To find out which classes of antibiotics the bacteria resisted – penicillin, lincosamides or macrolides – they used the dissociation curve technique. “This technique entails raising the temperature of the samples degree by degree, making the dye separate from the DNA as the twin strands in the double helix forming the genetic material amplified in the PCR machine gradually unwind. We measured the melting temperature [Tm], which is when half the structure is still entwined and the rest has separated out. This temperature varies depending on the amplified gene, so it can be used to identify the gene that’s been amplified and hence the antibiotic to which the bacteria are resistant,” said Ivana Campos, principal investigator for the study.
After conducting all these procedures, the researchers compared the results with those obtained by the conventional method used to analyze resistance to antibiotics, in which live bacteria are observed while in contact with each drug to see if they are able to proliferate. This conventional test was performed on 25 samples, which were the only ones that contained viable pneumococci for the procedure. The results were similar, confirming the novel technique’s potential.
“We found that 51% of the samples analyzed, which IAL received between 2014 and 2020, were sensitive to antibiotics. That’s positive, meaning these patients must have had a good prognosis. On the other hand, 17% were resistant to various drugs, which is very dangerous because in these cases it’s more difficult to treat the disease and other classes of antibiotic have to be tried,” Campos said.

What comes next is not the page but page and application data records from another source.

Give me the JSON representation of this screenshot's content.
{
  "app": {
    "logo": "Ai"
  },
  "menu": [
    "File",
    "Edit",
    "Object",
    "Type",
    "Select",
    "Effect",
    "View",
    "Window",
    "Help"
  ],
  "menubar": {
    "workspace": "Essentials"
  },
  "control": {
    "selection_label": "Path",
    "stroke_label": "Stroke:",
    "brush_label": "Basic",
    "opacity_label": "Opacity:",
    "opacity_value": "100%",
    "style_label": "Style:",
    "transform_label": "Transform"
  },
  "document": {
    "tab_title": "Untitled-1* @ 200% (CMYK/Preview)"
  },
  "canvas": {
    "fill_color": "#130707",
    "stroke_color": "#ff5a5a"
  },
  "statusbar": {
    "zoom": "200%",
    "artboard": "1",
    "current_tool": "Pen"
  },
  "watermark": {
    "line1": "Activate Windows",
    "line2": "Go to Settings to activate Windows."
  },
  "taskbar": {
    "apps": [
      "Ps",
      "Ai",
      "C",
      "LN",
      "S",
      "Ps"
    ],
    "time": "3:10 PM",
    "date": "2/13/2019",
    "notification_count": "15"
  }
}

Moreover, S. pneumoniae is capable of changing its genetic makeup as it reproduces, so that new copies have the genes associated with drug resistance. “We, therefore, concluded that the test we developed can be used to study the resistance profile of pneumococcus even in the absence of the isolated strains, as evidenced for our region,” she said.
Source: São Paulo Research Foundation (FAPESP)